Mahur village, also called Mahor, is 40 kms north-west of Kinwat town in Nanded district in the Marathawada division of Maharashtra. Earlier Mahur was a big city and a Suba of southern Berar. Situated on an eastern branch of Sahyadri Mountains, the hill fort here is very old and exists at least from the time of the Yadavas. It was subsequently occupied by many ruling powers – the Gonds, the Bahamanis, the Adilshani and the Nizamshahi rulers and finally the Mughals and their vassals. The fort on its three sides is girded by the Painganga River.
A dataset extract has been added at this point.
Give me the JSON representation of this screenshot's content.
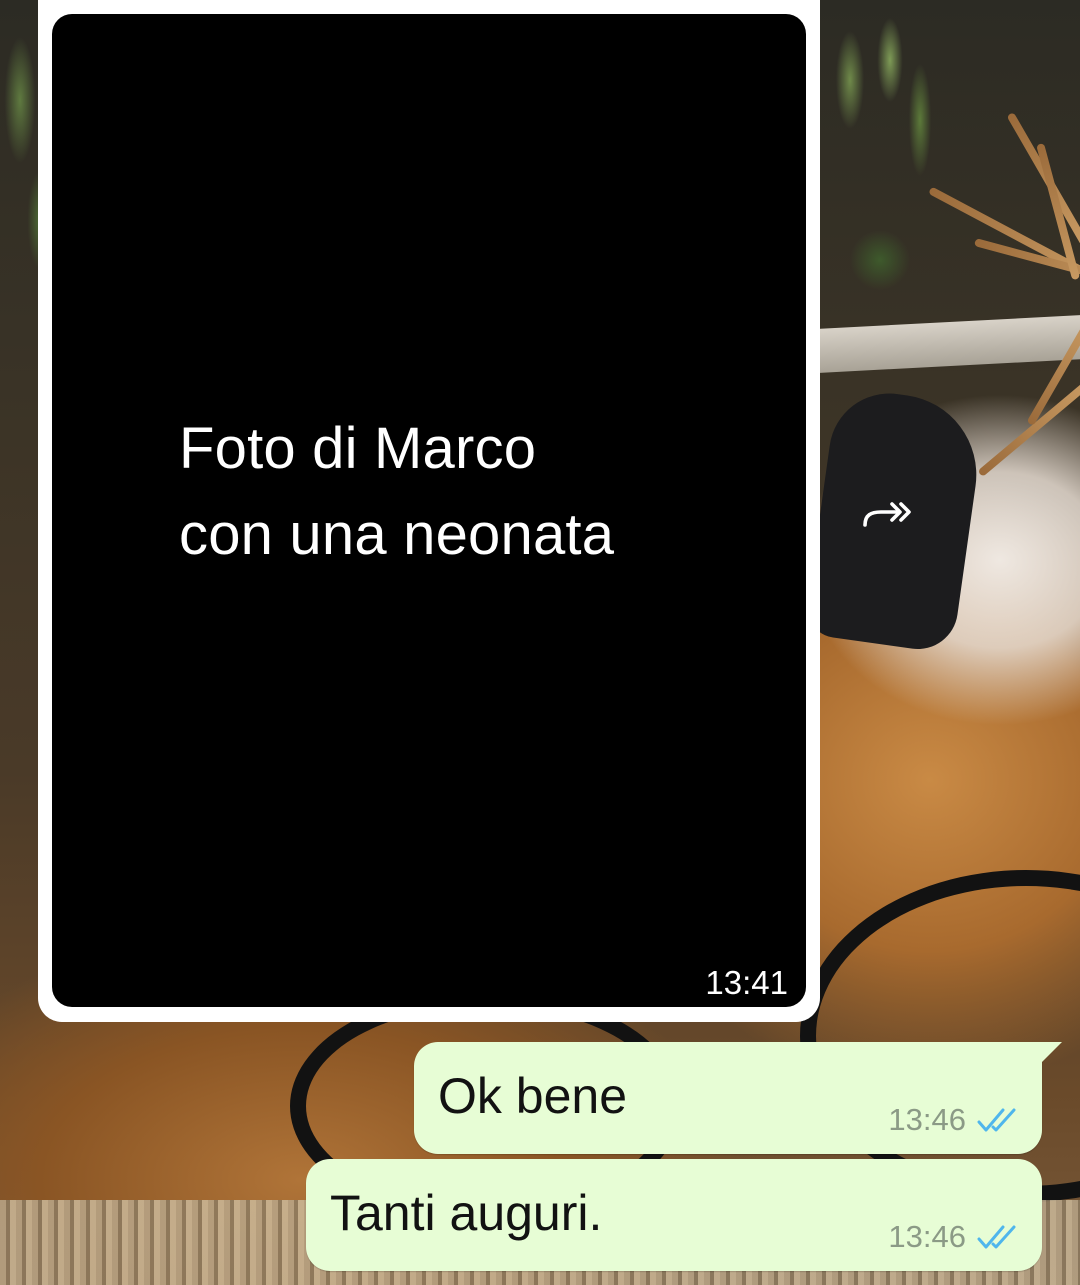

The Mahur fort is built on top of two adjoining hills, was protected by walls, ramparts and bastions. It had two main gateways – one on the southern side and the other on the northern side. The northern gate is still in a reasonably good condition, and so is its southern rampart nearly five metres wide. The fort had a palace, a mosque, a granary, an armoury, etc., now all in ruins. At the centre of the fort, there is a big tank call Ijalatalav.
Being situated on the main route from the north to the Deccan, Mahur has a long history. There is evidence to show that Mahur, ancient Matapur, was an important place at the time of the Satavahanas and the Rashtrakutas. The Renuka temple on an adjoining hill was built by the Yadavas. After remaining with the Gond rulers for sometime, Mahur passed on to the Bahamanis in the 15th century and was made a Suba. In the 16th century, Mahur, being strategically placed at their centre, faced a lot of fire from the infighting between the Nizamshahi, Adilshahi and Imadshahi rulers. Then in the early 17th century, Mahur became a part of the Mughal Empire and came to be ruled by their Subedars. When Shahjahan rebelled against his father Jahangir, he took refuge in the Mahur fort along with his wife and children, including 6 years old Aurangzeb.
About 2kms from Mahur bus-stand, there are two Elephant type (situated on an island near Mumbai) rock-cut caves of the Rashtrakuta period.